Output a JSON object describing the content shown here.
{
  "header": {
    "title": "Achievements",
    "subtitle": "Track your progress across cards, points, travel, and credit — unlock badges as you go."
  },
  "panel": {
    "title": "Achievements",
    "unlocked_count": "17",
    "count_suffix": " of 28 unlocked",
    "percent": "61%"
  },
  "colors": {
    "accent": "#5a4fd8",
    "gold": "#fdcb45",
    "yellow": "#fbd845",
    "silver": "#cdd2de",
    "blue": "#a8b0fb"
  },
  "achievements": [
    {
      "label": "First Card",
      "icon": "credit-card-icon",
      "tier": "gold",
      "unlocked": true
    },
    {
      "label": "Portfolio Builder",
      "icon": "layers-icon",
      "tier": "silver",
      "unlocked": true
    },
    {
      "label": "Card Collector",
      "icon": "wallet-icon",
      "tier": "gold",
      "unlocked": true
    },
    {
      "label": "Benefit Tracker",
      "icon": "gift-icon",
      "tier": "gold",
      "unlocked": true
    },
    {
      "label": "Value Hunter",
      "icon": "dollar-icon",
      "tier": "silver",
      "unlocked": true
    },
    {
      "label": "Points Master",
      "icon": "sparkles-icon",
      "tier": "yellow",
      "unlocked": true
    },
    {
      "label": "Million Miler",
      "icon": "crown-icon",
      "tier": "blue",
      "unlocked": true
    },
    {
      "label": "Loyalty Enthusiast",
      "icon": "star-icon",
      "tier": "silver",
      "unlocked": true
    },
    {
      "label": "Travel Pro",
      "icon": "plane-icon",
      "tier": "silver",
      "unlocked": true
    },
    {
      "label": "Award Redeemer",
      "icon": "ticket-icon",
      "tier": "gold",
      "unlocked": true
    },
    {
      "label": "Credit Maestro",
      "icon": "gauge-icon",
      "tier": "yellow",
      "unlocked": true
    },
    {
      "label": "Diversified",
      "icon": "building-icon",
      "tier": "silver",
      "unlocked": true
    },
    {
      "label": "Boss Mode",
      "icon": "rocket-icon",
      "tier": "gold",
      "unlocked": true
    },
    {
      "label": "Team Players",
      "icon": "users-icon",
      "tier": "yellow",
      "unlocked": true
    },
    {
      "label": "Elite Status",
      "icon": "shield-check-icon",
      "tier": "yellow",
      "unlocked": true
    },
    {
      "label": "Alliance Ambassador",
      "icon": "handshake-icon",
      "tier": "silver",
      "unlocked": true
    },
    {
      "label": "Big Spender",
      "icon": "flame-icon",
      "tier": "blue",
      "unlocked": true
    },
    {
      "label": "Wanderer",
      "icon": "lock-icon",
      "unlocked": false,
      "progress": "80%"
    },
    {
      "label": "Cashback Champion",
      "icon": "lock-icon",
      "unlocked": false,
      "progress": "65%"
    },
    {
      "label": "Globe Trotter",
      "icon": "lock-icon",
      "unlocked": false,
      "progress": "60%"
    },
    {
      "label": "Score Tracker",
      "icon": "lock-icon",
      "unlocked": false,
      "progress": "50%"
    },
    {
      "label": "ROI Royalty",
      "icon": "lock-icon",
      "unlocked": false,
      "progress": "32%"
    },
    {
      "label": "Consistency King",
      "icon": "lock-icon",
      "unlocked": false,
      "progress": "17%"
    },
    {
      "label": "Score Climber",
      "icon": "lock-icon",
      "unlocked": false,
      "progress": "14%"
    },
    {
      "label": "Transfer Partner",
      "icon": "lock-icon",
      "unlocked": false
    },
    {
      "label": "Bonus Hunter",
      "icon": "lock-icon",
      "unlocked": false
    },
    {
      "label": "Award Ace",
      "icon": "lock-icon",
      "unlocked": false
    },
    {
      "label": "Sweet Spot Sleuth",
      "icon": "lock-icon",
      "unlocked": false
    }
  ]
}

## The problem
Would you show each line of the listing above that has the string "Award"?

## Exercise output
      "label": "Award Redeemer",
      "label": "Award Ace",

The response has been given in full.